Jared Wickerham

In an effort to continually make the game of football safer, the NFL will have neurological consultants on the sidelines during games that will not be affiliated with the league, according to NFL Networks Player Health and Safety correspondant Andrea Kremer.

According to Kremer, the move to have unaffiliated neurological consultants on the sidelines is something the NFPA has strongly expressed a need for.

There has been a large amount of press over the last few years about the NFL, concussions and their long-term affect. Former players, as well as some active ones, have expressed their concerns about the long-term ramifications of suffering repeated concussions and the NFL has spent countless dollars and made several rules, some unpopular with both players and fans, attempting to make the game safer.
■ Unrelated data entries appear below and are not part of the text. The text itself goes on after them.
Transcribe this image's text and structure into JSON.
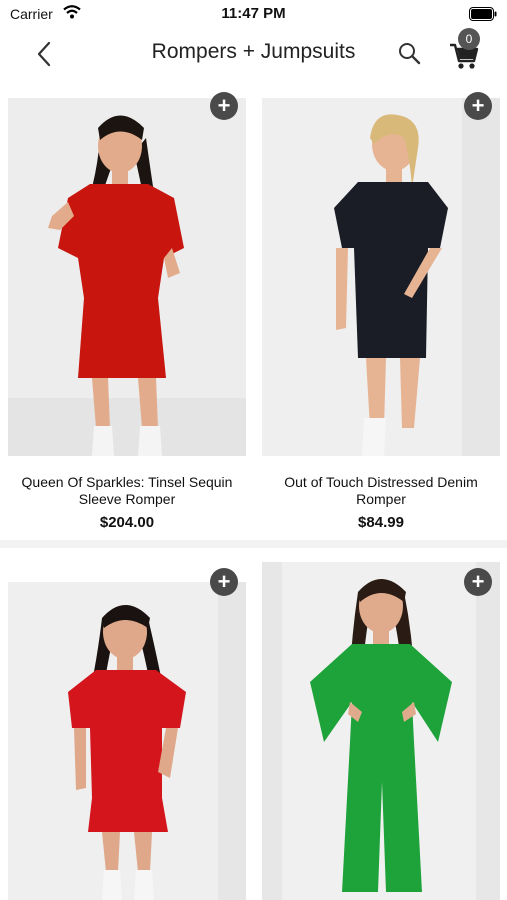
{
  "status_bar": {
    "carrier": "Carrier",
    "time": "11:47 PM"
  },
  "nav": {
    "title": "Rompers + Jumpsuits",
    "cart_count": "0"
  },
  "products": [
    {
      "name": "Queen Of Sparkles: Tinsel Sequin Sleeve Romper",
      "price": "$204.00",
      "add_label": "+",
      "garment_color": "#c8160f",
      "skin_color": "#e2ac8c",
      "hair_color": "#1c1410"
    },
    {
      "name": "Out of Touch Distressed Denim Romper",
      "price": "$84.99",
      "add_label": "+",
      "garment_color": "#1a1d26",
      "skin_color": "#e6b493",
      "hair_color": "#d9b97a"
    },
    {
      "name": "",
      "price": "",
      "add_label": "+",
      "garment_color": "#d4151c",
      "skin_color": "#dfa88a",
      "hair_color": "#1a1210"
    },
    {
      "name": "",
      "price": "",
      "add_label": "+",
      "garment_color": "#1ea33a",
      "skin_color": "#e0ab8c",
      "hair_color": "#2a1c14"
    }
  ]
}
Some studies have shown a link between multiple concussions and Alzheimer's Disease and other forms of dementia. Former NFL safety and four-time Pro Bowler Dave Duerson committed suicide in 2011 by shooting himself in the chest. He left instructions that his brain be used in research on Chronic Traumatic Encephalopathy (CTE), caused from multiple concussions while playing football. Former linebacker, Junior Seau, a 12-time Pro Bowl player, also committed suicide in 2012 and a autopsy revealed that he suffered CTE.

The NFL's move to have unaffiliated neurological consultants on the field is without a doubt a move not only to protect the players, but to protect itself, as well. There have been many lawsuits, and likely will be many more, from former players claiming that the league has done very little to nothing to protect them. Having a non-affiliated consultant that can help determine if it is safe for a player to return to the field could help save many players who would otherwise be playing while suffering from symptoms of a concussion.

A hearing has been scheduled for April 9 in a lawsuit filed by former players saying that the league intentionally misled players and didn't take proper steps to protect their mental health in the future. The NFL has filed a motion to dismiss. The case will be ruled over by U.S. District Judge Anita Brody in Philadelphia.